So you’re an Eagles season ticket holder who has tickets to a home game, now that fans are being allowed back in the Linc.
What can you expect?
Some good news from Eagles president Don Smolenski: “The traffic situation should be significantly better than normal.”
Ha-ha. A little pandemic humor there; the state and the city are allowing only 7,500 people at the event, including players, coaches, workers, and media members, so, that works out to about 6,000 fans, rather than the 70,000 who would descend on the sports complex normally.
First, don’t expect to turn onto 11th Street or Pattison Avenue waving cash at the parking attendants. If you got tickets and also purchased parking, you’ll have your parking pass on your phone. That’s the only way you’re getting into any of the lots, which open two hours before the game. Once you’re in, don’t worry about trying to squeeze into a tiny space between some people playing cornhole and a monster truck – no tailgating will be allowed, and every other parking space will be blocked off.

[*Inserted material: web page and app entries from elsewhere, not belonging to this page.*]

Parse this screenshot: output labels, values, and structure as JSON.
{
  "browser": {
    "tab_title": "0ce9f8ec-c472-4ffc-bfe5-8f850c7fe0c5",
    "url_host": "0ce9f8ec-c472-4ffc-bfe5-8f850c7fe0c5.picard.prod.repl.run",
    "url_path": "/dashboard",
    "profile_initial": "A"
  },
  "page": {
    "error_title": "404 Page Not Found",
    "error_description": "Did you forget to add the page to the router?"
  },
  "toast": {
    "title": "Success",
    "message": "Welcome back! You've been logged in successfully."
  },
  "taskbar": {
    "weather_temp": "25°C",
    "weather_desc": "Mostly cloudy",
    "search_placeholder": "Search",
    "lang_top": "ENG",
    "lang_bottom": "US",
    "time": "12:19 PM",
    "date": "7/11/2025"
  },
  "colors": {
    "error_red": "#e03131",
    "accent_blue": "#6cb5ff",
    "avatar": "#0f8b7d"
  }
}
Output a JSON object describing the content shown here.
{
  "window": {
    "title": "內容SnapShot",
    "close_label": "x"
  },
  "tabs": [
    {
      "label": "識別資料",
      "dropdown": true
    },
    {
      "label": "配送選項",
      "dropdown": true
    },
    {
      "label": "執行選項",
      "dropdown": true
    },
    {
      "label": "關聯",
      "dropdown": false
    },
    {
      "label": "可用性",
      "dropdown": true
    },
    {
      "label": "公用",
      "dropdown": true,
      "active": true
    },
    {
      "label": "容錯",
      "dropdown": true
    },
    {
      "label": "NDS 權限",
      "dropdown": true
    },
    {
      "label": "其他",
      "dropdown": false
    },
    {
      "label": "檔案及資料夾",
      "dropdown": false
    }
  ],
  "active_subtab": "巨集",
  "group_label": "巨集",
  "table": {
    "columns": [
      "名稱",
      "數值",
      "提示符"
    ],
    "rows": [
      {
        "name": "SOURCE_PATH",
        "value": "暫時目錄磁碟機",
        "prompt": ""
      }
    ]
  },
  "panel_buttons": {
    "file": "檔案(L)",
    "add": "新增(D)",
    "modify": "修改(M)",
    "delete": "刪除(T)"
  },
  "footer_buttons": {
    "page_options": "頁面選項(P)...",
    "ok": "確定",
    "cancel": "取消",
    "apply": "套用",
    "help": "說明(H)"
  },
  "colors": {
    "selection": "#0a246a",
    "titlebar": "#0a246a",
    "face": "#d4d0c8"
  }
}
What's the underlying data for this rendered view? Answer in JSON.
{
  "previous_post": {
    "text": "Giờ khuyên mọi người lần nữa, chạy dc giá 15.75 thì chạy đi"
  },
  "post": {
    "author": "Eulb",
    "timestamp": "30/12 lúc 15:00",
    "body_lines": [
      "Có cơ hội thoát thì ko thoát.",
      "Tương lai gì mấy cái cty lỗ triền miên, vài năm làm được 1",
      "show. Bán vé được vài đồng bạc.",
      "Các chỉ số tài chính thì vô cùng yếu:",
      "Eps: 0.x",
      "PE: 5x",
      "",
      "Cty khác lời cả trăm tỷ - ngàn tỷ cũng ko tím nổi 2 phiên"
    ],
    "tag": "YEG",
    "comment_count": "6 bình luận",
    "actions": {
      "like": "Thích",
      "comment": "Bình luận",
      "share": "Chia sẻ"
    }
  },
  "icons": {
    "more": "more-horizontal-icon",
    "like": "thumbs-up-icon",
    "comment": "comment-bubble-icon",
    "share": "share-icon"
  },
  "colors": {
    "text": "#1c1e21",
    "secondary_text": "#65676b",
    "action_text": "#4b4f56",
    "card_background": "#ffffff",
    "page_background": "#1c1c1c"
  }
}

What is the first thing you’ll want to do when you get out of your car?
Well, “find some opponent fans to harass” wasn’t really the answer we were looking for there. The first thing you need to do is put on your mask, the Eagles say. They want everyone masked from the moment they exit their cars until the moment they get back in them afterward.

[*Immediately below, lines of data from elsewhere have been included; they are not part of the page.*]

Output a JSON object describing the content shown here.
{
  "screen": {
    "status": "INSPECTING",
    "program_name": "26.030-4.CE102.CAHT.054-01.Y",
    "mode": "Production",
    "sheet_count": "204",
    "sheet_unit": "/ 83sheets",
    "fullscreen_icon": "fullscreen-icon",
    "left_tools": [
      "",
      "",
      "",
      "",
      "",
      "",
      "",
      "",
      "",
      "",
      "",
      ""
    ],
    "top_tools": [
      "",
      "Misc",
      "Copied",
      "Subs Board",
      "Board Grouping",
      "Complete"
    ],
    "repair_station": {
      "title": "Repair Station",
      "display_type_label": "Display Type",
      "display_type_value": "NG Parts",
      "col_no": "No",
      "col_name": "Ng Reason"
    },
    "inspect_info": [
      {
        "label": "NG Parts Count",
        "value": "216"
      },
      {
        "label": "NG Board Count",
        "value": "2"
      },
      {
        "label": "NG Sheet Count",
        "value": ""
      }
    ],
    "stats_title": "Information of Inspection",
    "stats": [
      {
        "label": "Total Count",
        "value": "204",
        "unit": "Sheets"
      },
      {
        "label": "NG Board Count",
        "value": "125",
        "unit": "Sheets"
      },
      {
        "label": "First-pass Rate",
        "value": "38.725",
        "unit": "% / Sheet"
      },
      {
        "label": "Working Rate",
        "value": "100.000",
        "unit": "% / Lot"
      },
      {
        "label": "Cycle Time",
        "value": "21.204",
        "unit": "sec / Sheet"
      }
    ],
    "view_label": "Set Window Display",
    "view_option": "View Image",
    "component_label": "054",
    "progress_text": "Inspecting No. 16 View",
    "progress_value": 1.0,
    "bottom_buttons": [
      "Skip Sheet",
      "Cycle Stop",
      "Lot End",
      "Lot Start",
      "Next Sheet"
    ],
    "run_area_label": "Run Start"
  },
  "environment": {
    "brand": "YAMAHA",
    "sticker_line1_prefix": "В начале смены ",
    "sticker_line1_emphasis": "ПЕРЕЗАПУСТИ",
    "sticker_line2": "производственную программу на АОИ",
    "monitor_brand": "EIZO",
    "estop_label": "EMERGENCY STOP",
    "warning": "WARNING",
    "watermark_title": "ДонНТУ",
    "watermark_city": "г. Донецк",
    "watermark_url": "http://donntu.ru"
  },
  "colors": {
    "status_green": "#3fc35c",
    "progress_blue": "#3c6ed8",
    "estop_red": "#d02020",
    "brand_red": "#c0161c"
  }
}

Masks must be masks, covering the nose and mouth. No bandanas. Nothing with a valve or an opening.
Head toward the designated gate for the ticket on your phone. There are four entry points, and you have to enter through the one listed on your ticket. Gates open 90 minutes before kickoff.
When you get to the line to enter, you’ll notice big stickers on the pavement. These are not for you to peel off and place on the back of your unsuspecting friend. They tell you where to stand, to remain socially distanced from the people around you as you inch toward the metal detectors. You’ll have to place all your stuff on the belt and take it off yourself, like at an airport. The employees aren’t touching it.

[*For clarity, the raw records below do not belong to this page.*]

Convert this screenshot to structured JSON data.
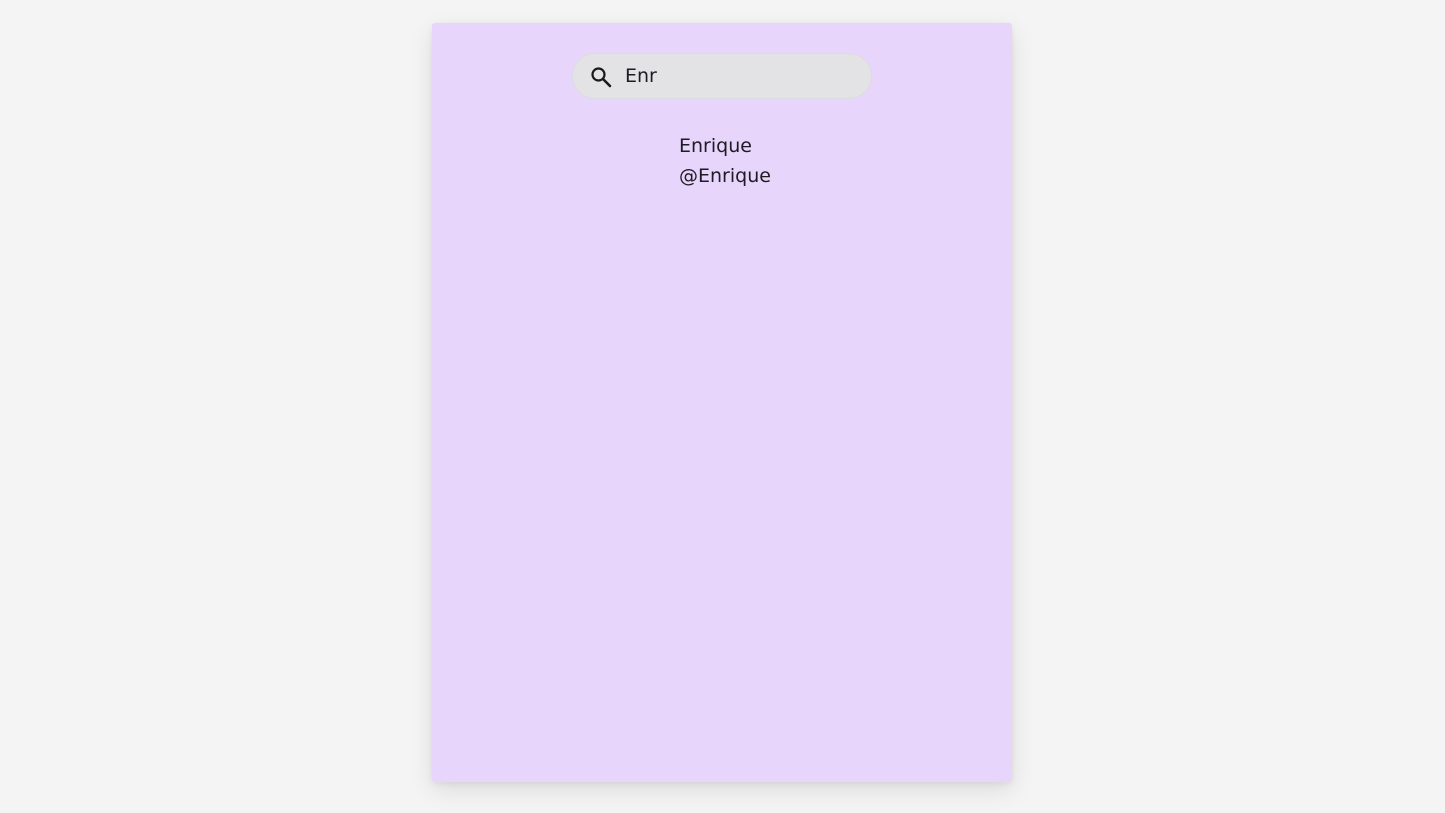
{
  "search": {
    "value": "Enr",
    "icon": "search-icon"
  },
  "results": [
    {
      "name": "Enrique",
      "handle": "@Enrique"
    }
  ],
  "colors": {
    "page_background": "#f4f4f4",
    "panel_background": "#e8d5fc",
    "search_background": "#e3e3e5",
    "text": "#1e1b22"
  }
}
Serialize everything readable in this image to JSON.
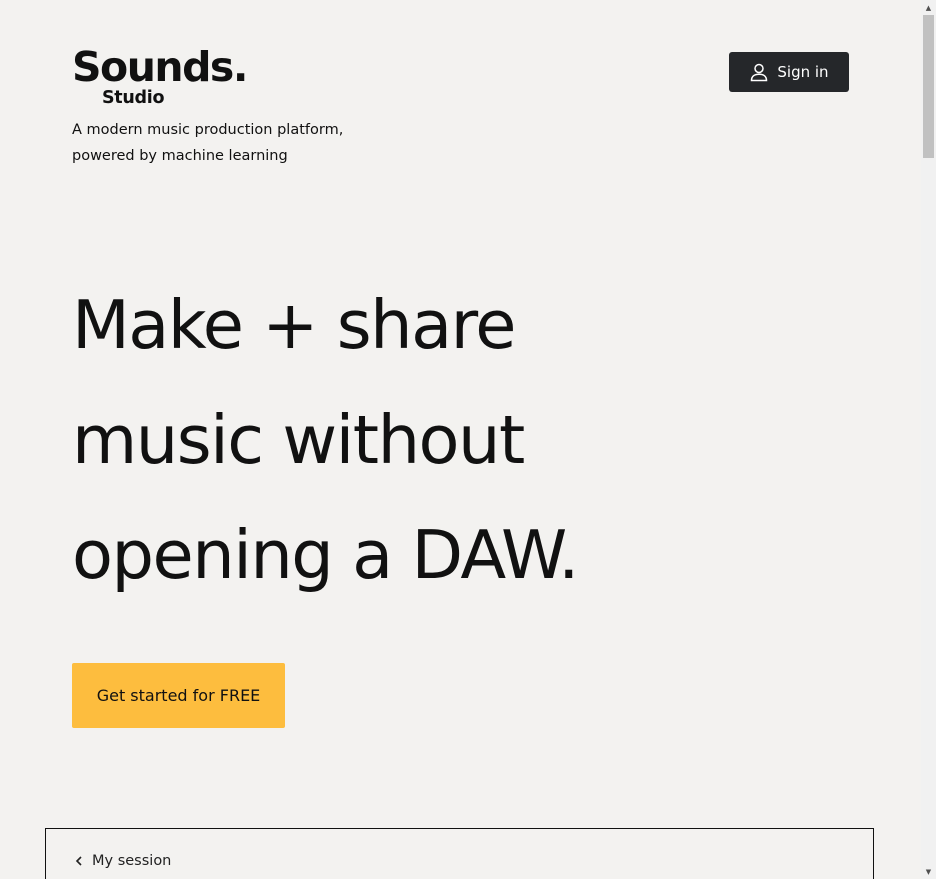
{
  "header": {
    "logo_word": "Sounds.",
    "logo_sub": "Studio",
    "tagline_line1": "A modern music production platform,",
    "tagline_line2": "powered by machine learning",
    "signin_label": "Sign in",
    "signin_icon": "user-icon"
  },
  "hero": {
    "line1": "Make + share",
    "line2": "music without",
    "line3": "opening a DAW.",
    "cta_label": "Get started for FREE"
  },
  "session": {
    "back_label": "My session",
    "back_icon": "chevron-left-icon"
  },
  "colors": {
    "background": "#f3f2f0",
    "signin_bg": "#25272a",
    "cta_bg": "#fdbd3e",
    "text": "#111111"
  }
}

Once you’re inside, you can go to the concession stand or the restroom, or the team store for souvenirs, but, again, everything is cashless. If all you brought was cash, there will be merchandise stands where you can get money exchanged for prepaid cards you can use.
Bathrooms are a logical source of virus transmission concern. The Eagles say guys won’t be standing side-by-side at urinals, every other one will be closed, and given that the restrooms were built to serve a much larger crowd, there should be plenty of room for everyone to feel relatively safe.
You want to minimize the time that you’re indoors, though, pandemic experts say.
Temple epidemiology assistant professor Dr. Aimee Palumbo noted that the size of the Linc, relative to the number of fans allowed to attend, "actually allows for a lot of distance between groups.
"Assuming they have those groups spread pretty evenly throughout the stadium, it seems like a low-risk activity, because it’s outdoors, it’s easy to keep distance from those who are not in your immediate party, and … they are taking precautions for the limited time that you must spend indoors or in contact with others.
“We know that the closer proximity you are to people, and for longer periods of time, the higher the risk of transmission, so as with other social activities we engage in, people should be mindful of what precautions others in their group are taking [assuming they are not already in the same household].”
Penn State’s Dr. Nita Bharti expressed the concern that “individuals seated together in a pod at the stadium who do not reside in a single household represent an increased risk of exposure within their ‘stadium pod.’ And of course, fans travel to games, so there is a concern that the downstream effects of a few transmission events in the stadium may be felt in homes, schools, and communities throughout the region.”
The Eagles say your seating pod will be no closer than six feet in any direction from other fan pods.
So, once you’re in your seat, is it safe to cheer, or — let’s be real here — boo vociferously?
“Distancing, wearing masks, and the outdoor setting will help reduce transmission, but cheering and yelling during the game will increase transmission risk,” Bharti said.
Palumbo, though, said she felt that if the pods of fans were adequately distanced from one another, outdoors, and everyone wore masks, cheering or booing shouldn’t make you significantly less safe.
(Yelling that you love the Cowboys could make you significantly less safe, however.)
Smolenski emphasized the steps the Eagles have taken to lessen risks. Furniture has been removed from places around the stadium where fans might usually sit. He said about 12,000 signs will remind people to keep their masks on.
“If people get food, they have to take their food and go sit in their seat, and not gather,” he said.
Of course, you aren’t expected to wear your mask while eating or drinking, that would be messy.
One thing to bear in mind about that yelling: with so few folks in the stands, if you yell something, everyone can hear you. So try to be witty.
Once the game ends, you are encouraged to go directly to your car, not hang around with others. There will be a police presence in the parking lots to make sure rules are followed.